If you take a drive down the road to visit the winery for example of Petra, you will see why they are considered to be so. When I first saw it I thought an alien ship had landed on the side of the hill on which it has been carved out.
On a Sunday at the end of September a whole day of things to do, make, see and stroke for children. From creations from card, wood, and icing sugar! To modern dance, karate, and theatre.
Held at the Rocca Aldobrandesca castle, you'll get to see men - Suvereto's cavaliers, the "Cavalieri di Ildebrandino", in medieval costume brandishing swords at each other!
Fun on the spookiest night of the year. Halloween in Suvereto: the Night of the Witches!
A night of fireworks on New Year's Eve.
If you are in Suvereto then you are a only a hop and a jump from the Parco Naturale di Montioni that covers the last of the hills from Massa Marittima down to the sea at the Golfo di Follonica and into Maremma Livornese territory.

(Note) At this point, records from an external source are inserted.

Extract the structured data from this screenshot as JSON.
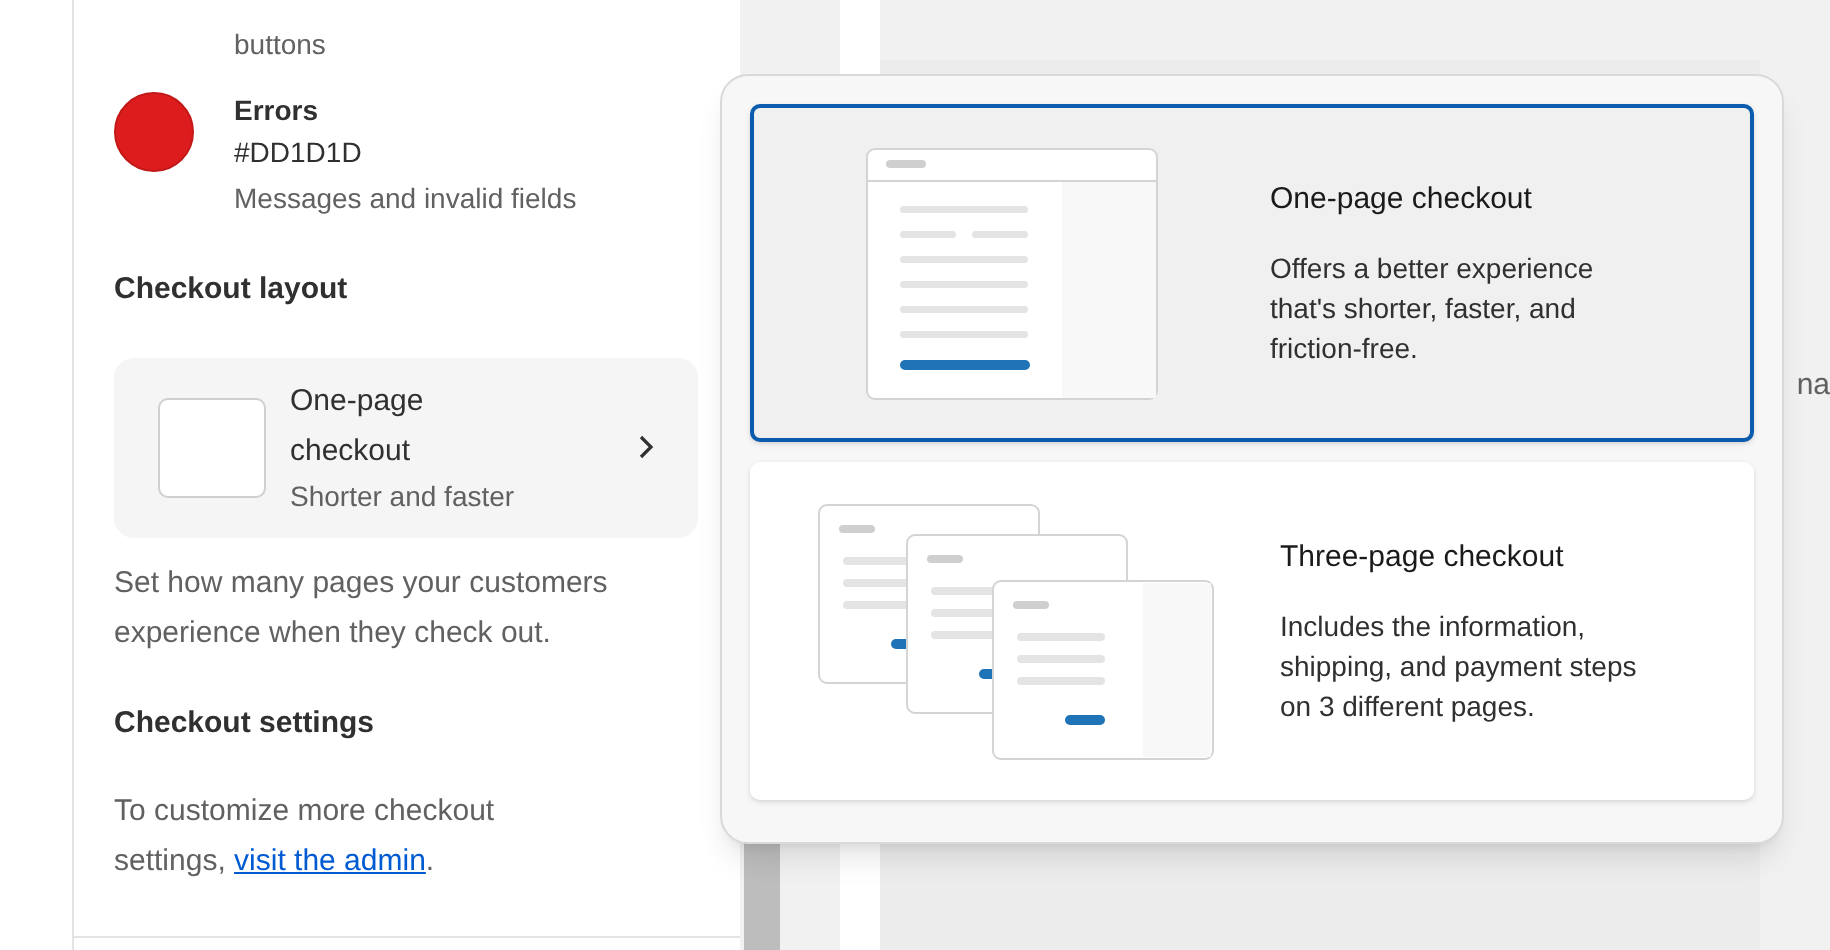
{
  "sidebar": {
    "cut_text": "buttons",
    "colors": [
      {
        "name": "Errors",
        "value": "#DD1D1D",
        "description": "Messages and invalid fields",
        "color": "#dd1d1d"
      }
    ],
    "layout_heading": "Checkout layout",
    "layout_card": {
      "title": "One-page checkout",
      "subtitle": "Shorter and faster"
    },
    "layout_help": "Set how many pages your customers experience when they check out.",
    "settings_heading": "Checkout settings",
    "settings_text": "To customize more checkout settings, ",
    "settings_link": "visit the admin",
    "settings_end": "."
  },
  "background_text": "na",
  "layout_options": [
    {
      "kind": "one-page",
      "title": "One-page checkout",
      "description": "Offers a better experience that's shorter, faster, and friction-free.",
      "selected": true
    },
    {
      "kind": "three-page",
      "title": "Three-page checkout",
      "description": "Includes the information, shipping, and payment steps on 3 different pages.",
      "selected": false
    }
  ]
}
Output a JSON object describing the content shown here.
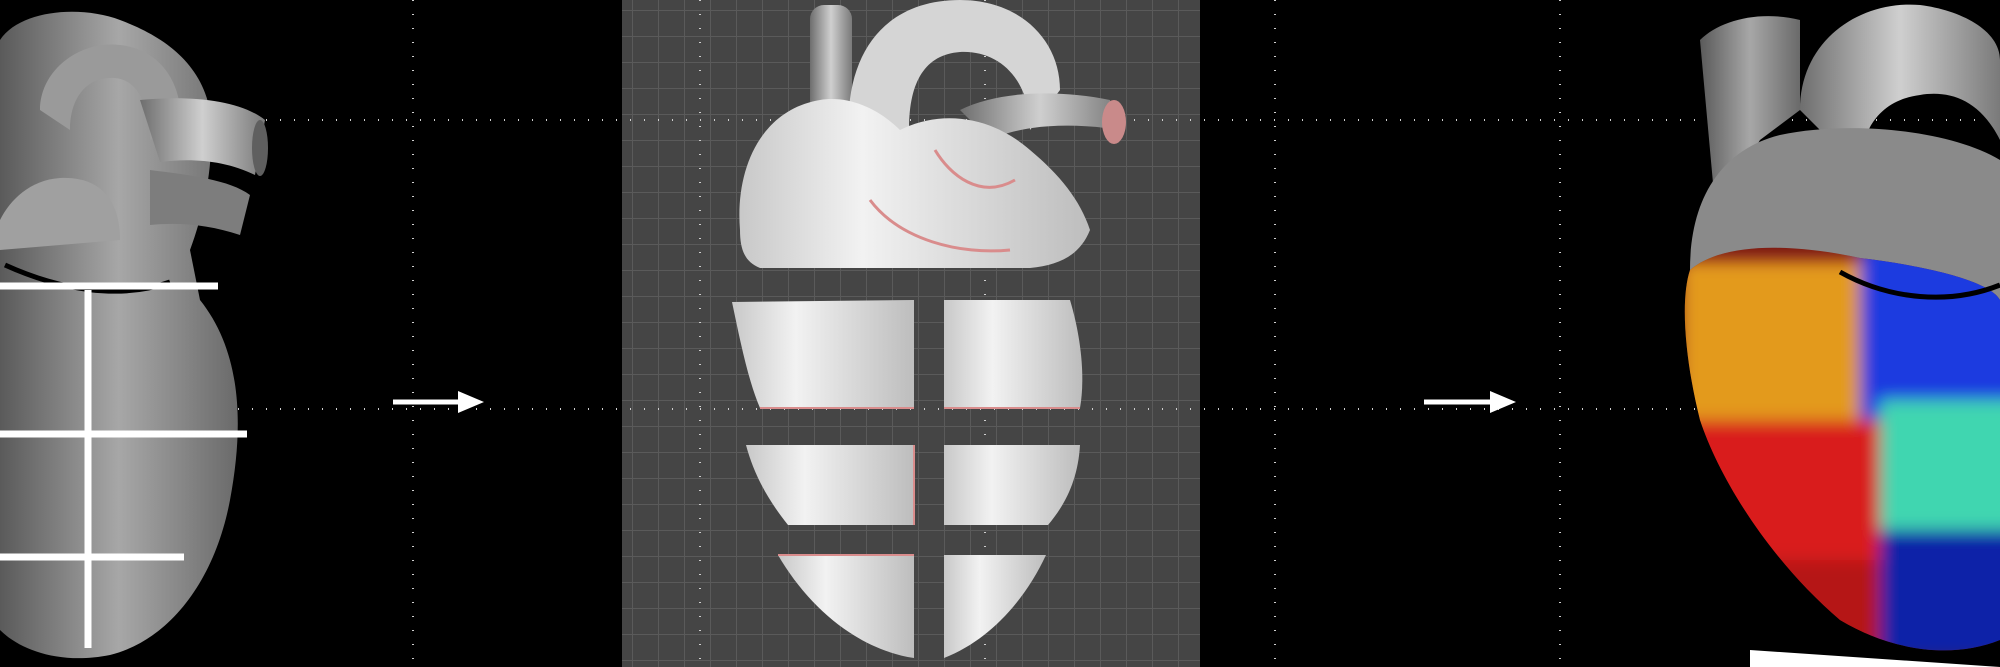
{
  "scene": {
    "panels": [
      {
        "id": "left",
        "subject": "heart-model-with-cut-lines"
      },
      {
        "id": "center",
        "subject": "heart-model-segmented-slices"
      },
      {
        "id": "right",
        "subject": "heart-model-color-mapped"
      }
    ],
    "arrows": [
      {
        "id": "arrow-1",
        "direction": "right"
      },
      {
        "id": "arrow-2",
        "direction": "right"
      }
    ],
    "colors": {
      "background": "#000000",
      "grid_panel": "#454545",
      "grid_line": "#5a5a5a",
      "heart_gray": "#8c8c8c",
      "segment_orange": "#e39a1a",
      "segment_blue": "#1f3be0",
      "segment_red": "#d91c1c",
      "segment_teal": "#3fd6b0",
      "segment_navy": "#0c22a8"
    }
  }
}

Bursting full of wildlife and some rare fauna, it is also home to a sulphurous thermal bath (now in ruin) that Elisa Bonaparte soaked in whilst ruling Tuscany for her brother.
A fortified church believed to be a Knight's Templar stronghold along the coastal money route, that once served a medieval village of which there is now no trace. It's tower - that you can still climb has magnificent views of the Golfo di Follonica. The Pievaccia.
The ruins of five castles and another tower. I haven't reached them yet!
And ancient alum mines. To name just a few.
Plus. A treat for kids (with the appropriate care) and wildlife photographers. Sounders of wild boar that visit - most days in the early evening - the hamlet's car park.
The link to the page about the park again: the 7,000 hectares of the Parco Naturale di Montioni and it's treasures. Even if you only park-up in the hamlet, take a coffee in the (one) bar and a short stroll into the woods along the main footpaths, you will see a lot.
And if you have more time to spare, its trekking, mountain bike, horseback riding routes and trails are really easy to moderate going. Which means you'll find Sunday afternoon strollers alongside out for the day trekkers in those woods. All with little eyes watching them!
Explore some more...